[Page and application data records]
┏━━
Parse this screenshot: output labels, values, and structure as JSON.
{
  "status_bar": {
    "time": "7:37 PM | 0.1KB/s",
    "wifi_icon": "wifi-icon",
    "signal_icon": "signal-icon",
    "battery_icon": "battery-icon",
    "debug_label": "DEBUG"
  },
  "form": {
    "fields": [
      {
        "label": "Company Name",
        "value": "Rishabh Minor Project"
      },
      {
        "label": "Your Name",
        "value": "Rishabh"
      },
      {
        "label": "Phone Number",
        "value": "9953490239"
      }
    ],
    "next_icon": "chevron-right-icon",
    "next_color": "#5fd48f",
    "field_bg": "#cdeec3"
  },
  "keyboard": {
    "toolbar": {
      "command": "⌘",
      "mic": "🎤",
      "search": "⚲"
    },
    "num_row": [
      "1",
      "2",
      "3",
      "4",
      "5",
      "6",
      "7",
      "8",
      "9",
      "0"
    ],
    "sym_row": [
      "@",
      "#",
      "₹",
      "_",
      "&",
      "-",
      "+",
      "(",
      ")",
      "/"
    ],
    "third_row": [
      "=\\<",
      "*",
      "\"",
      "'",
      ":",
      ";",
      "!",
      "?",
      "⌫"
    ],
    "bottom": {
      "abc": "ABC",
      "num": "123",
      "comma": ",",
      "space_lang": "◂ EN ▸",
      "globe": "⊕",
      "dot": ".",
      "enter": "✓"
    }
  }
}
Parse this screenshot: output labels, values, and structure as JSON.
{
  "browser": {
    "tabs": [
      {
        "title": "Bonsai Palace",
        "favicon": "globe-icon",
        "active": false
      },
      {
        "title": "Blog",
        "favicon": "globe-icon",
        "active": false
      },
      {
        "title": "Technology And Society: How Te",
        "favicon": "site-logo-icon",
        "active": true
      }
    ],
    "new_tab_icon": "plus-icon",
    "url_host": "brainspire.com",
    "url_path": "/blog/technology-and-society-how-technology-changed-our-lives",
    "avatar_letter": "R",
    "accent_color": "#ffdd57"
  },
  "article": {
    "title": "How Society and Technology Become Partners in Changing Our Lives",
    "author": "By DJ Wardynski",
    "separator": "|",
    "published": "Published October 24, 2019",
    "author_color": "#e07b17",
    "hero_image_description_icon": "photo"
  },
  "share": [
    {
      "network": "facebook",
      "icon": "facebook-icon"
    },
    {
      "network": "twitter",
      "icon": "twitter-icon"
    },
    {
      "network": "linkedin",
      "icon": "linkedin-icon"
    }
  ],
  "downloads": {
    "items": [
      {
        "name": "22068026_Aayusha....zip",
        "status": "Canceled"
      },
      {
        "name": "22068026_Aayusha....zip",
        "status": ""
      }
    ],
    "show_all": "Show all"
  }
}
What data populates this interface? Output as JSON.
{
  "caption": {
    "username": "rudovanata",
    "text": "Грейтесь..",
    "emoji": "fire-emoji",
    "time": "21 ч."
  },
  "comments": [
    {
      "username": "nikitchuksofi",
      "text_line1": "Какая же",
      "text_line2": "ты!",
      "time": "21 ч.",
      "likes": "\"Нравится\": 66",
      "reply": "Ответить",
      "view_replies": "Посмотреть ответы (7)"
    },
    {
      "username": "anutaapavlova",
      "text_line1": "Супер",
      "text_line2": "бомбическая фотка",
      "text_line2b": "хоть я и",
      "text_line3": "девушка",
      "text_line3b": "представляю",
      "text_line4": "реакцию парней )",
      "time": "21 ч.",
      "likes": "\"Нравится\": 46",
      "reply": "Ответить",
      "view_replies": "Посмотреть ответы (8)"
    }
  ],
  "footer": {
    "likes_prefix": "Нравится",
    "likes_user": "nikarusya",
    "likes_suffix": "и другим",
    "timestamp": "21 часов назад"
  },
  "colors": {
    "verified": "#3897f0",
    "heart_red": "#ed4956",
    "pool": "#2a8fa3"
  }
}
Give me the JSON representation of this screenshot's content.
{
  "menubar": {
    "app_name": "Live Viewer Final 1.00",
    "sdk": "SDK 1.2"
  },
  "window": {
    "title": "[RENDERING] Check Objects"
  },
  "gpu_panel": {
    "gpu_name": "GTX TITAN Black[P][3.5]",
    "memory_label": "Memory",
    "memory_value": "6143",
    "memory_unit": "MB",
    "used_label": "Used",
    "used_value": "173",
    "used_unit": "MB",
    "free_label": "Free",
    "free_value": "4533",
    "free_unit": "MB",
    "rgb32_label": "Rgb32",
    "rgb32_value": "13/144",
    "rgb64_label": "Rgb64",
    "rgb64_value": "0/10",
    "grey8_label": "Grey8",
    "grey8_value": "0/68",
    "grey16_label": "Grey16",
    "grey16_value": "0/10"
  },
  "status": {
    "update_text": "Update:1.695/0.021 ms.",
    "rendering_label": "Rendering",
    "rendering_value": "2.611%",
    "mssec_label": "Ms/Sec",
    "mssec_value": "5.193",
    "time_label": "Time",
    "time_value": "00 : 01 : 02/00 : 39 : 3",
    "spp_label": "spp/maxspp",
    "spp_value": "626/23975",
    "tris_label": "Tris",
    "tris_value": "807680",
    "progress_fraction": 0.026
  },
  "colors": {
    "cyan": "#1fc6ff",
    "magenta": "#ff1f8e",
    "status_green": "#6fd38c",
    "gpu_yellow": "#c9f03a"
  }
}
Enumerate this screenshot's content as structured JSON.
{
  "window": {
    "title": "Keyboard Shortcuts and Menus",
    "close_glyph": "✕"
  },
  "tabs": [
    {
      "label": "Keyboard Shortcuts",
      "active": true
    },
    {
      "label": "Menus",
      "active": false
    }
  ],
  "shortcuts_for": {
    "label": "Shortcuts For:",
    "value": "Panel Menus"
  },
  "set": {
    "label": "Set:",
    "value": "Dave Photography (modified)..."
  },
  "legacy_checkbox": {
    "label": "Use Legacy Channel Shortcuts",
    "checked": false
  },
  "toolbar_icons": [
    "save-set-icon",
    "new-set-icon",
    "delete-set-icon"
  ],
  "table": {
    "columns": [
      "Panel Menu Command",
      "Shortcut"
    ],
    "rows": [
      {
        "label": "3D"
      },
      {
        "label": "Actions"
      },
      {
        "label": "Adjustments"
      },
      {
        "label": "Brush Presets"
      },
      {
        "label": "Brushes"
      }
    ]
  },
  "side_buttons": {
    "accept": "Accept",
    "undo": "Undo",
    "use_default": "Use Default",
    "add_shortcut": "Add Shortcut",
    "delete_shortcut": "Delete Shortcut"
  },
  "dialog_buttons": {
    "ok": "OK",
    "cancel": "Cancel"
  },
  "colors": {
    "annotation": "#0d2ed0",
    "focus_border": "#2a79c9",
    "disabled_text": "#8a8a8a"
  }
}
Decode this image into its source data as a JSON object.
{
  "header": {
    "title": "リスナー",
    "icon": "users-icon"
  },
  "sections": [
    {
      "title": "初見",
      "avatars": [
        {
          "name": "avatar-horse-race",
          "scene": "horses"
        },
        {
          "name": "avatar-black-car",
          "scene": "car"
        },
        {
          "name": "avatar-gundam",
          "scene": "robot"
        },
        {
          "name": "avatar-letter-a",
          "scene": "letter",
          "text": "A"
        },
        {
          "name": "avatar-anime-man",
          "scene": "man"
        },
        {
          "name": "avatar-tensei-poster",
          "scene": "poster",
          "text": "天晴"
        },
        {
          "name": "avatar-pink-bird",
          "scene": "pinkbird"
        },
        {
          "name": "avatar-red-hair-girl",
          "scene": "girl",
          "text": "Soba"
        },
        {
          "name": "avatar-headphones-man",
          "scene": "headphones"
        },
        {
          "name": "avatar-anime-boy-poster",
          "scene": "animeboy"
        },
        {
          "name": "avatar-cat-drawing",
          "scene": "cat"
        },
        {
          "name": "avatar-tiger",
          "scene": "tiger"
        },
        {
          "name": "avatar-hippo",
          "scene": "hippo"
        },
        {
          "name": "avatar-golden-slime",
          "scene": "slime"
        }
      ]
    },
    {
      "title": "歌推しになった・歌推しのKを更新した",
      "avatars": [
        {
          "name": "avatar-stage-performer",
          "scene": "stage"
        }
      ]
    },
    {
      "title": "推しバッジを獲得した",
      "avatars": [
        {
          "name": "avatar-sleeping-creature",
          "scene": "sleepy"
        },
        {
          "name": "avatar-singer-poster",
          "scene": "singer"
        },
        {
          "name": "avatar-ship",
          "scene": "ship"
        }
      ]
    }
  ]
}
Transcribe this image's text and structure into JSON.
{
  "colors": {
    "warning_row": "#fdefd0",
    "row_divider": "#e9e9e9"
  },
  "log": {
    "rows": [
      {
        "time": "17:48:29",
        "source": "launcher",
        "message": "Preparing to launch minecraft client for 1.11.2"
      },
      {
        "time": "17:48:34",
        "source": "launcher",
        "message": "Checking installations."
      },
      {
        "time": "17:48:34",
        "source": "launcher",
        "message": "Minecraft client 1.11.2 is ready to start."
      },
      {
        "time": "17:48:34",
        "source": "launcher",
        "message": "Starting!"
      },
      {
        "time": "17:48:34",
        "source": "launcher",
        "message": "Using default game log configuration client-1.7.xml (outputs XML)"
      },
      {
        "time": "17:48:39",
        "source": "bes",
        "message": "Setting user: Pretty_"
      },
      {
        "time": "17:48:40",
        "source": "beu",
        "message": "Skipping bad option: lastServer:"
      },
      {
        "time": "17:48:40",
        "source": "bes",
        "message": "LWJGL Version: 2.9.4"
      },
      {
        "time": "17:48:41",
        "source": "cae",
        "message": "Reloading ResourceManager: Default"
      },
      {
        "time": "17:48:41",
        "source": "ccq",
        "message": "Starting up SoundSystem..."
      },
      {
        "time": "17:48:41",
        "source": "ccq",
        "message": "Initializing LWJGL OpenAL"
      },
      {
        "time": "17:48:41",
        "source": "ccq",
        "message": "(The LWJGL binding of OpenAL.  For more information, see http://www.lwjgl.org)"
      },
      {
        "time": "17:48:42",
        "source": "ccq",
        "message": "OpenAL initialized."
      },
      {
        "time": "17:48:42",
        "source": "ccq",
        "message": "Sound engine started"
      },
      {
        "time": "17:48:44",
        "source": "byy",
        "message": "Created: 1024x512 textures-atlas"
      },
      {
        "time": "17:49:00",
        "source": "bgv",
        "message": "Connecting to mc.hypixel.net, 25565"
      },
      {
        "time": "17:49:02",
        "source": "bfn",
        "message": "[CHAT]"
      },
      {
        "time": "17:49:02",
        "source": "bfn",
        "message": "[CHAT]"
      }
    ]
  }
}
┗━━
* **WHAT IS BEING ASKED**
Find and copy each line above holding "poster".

* **RESULT BELOW**
          "name": "avatar-tensei-poster",
          "scene": "poster",
          "name": "avatar-anime-boy-poster",
          "name": "avatar-singer-poster",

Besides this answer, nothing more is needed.